Weiler Abrasives Group has announced the upgrade of its Roughneck and Wolverine 4-inch Stringer Bead wheels. The Stringer Bead wheels have been reengineered to deliver maximum cleaning efficiency and longer life.
The new Roughneck Max are made of proprietary wire that is stronger, sharper and more resistant to breakage, even during aggressive brushing, and they deliver 40 percent more cleaning power than the closest competitor, according to the company. The improved knot design provides up to twice the brush life, helping to lower the overall cost of use. Roughneck Max requires 20 percent less pressure to clean with compared to competitive brushes to help reduce operator fatigue, and allows for smooth and responsive operation.
“Wire loss can be a real problem with power brushes. When a user has to apply excess pressure to get the job done, it leads to long wire breakage and a shorter product life,” explains Rick Hopkins, senior product manager, Weiler. “We’re excited to introduce the Roughneck Max to address that problem.

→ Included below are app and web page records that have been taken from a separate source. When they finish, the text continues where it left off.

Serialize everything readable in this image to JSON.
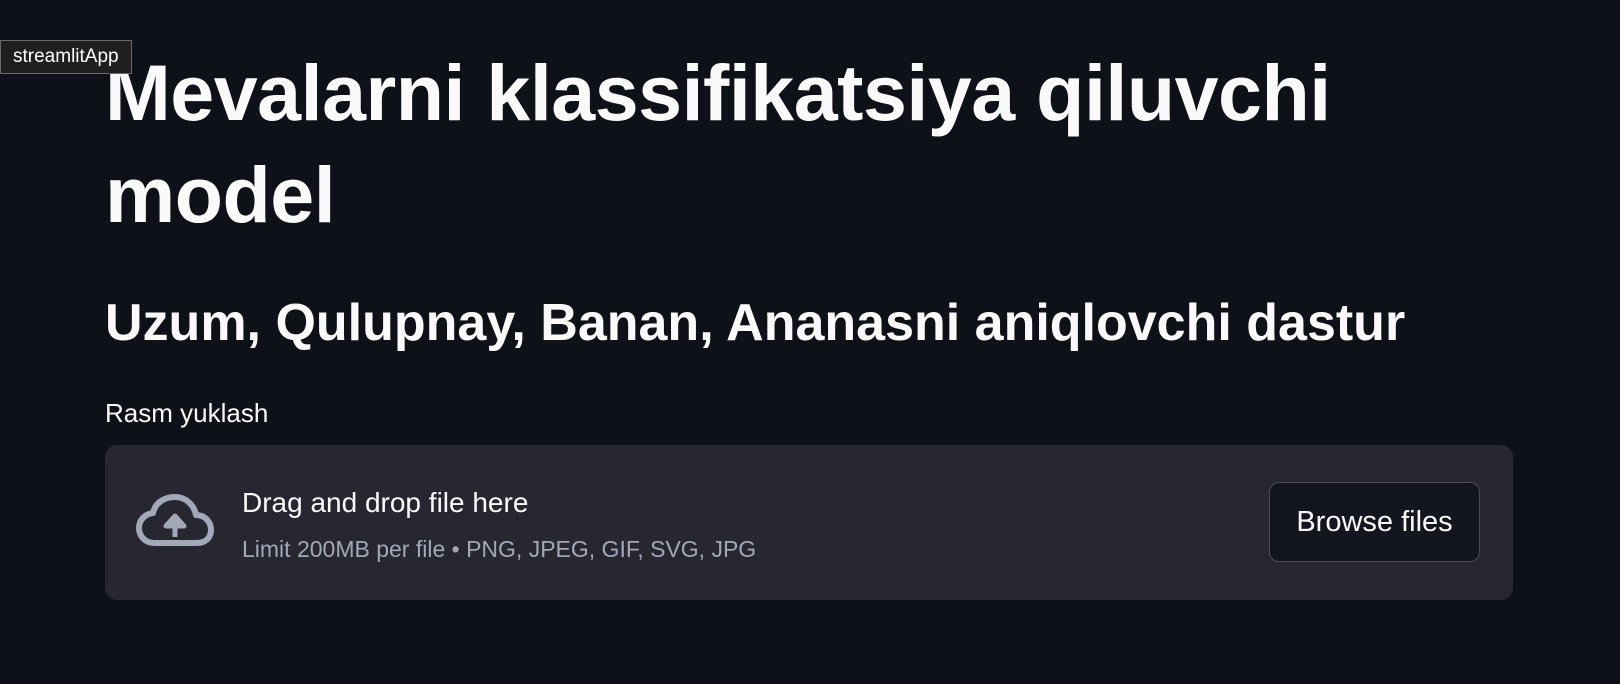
{
  "app": {
    "tag": "streamlitApp"
  },
  "main": {
    "title": "Mevalarni klassifikatsiya qiluvchi model",
    "subtitle": "Uzum, Qulupnay, Banan, Ananasni aniqlovchi dastur"
  },
  "uploader": {
    "label": "Rasm yuklash",
    "drop_text": "Drag and drop file here",
    "limit_text": "Limit 200MB per file • PNG, JPEG, GIF, SVG, JPG",
    "browse_label": "Browse files",
    "icon": "cloud-upload-icon"
  },
  "colors": {
    "background": "#0e1117",
    "dropzone": "#262730",
    "text": "#fafafa",
    "muted_text": "#a3a8b8",
    "icon": "#a3a8b8"
  }
}
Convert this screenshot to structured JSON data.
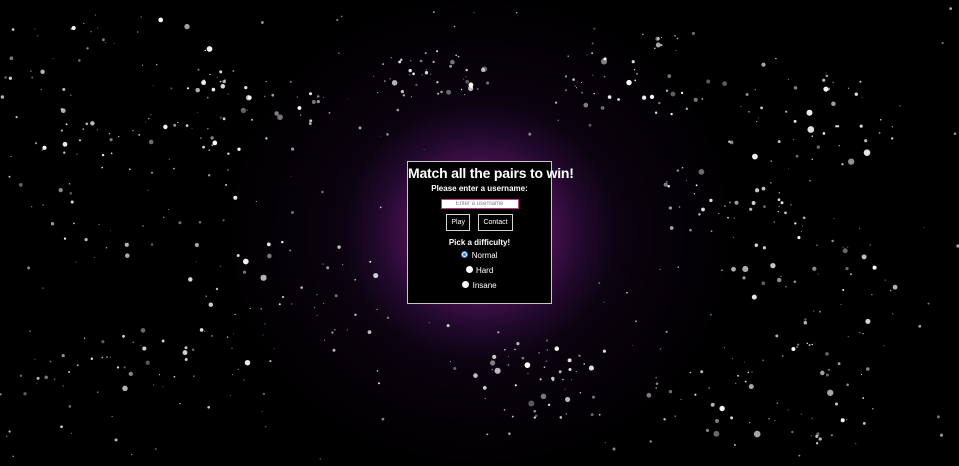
{
  "game": {
    "title": "Match all the pairs to win!",
    "username_prompt": "Please enter a username:",
    "username_placeholder": "Enter a username",
    "username_value": "",
    "play_label": "Play",
    "contact_label": "Contact",
    "difficulty_heading": "Pick a difficulty!",
    "difficulty_options": [
      "Normal",
      "Hard",
      "Insane"
    ],
    "selected_difficulty": "Normal"
  },
  "theme": {
    "background": "#000000",
    "glow": "#7a1470",
    "panel_border": "#c7c7c7",
    "input_border": "#c23a8a",
    "radio_accent": "#2f7de1"
  }
}
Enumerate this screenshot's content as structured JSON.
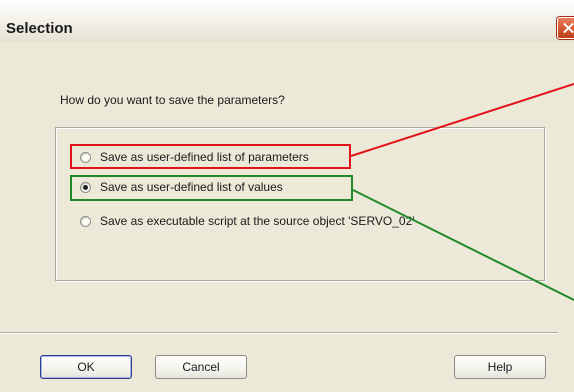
{
  "window": {
    "title": "Selection"
  },
  "question": "How do you want to save the parameters?",
  "options": [
    {
      "label": "Save as user-defined list of parameters",
      "selected": false
    },
    {
      "label": "Save as user-defined list of values",
      "selected": true
    },
    {
      "label": "Save as executable script at the source object 'SERVO_02'",
      "selected": false
    }
  ],
  "buttons": {
    "ok": "OK",
    "cancel": "Cancel",
    "help": "Help"
  },
  "annotations": {
    "red": "#e3121b",
    "green": "#1f8a2a"
  }
}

It gives users the ability to clean twice as fast with minimal pressure (1 1/2 to 2 pounds less). Our customers now have best-in-class cleaning power without having to sacrifice durability or product longevity.”
The Wolverine line of Stringer Bead wheels, previously known as Vortec Pro, offer professional grade quality and performance at a cost-effective price. Reengineered with 32 knots, the improved brush design delivers a 20 percent longer life, while maintaining aggressive cleaning power for weld cleaning applications.
The upgraded Roughneck Max and Wolverine Stringer Bead wheels are both available in carbon steel and stainless steel options.
Related Glossary Terms
Generic term for a curve whose shape is controlled by a combination of its control points and knots (parameter values). The placement of the control points is controlled by an application-specific combination of order, tangency constraints and curvature requirements. See NURBS, nonuniform rational B-splines.
Phenomenon leading to fracture under repeated or fluctuating stresses having a maximum value less than the tensile strength of the material. Fatigue fractures are progressive, beginning as minute cracks that grow under the action of the fluctuating stress.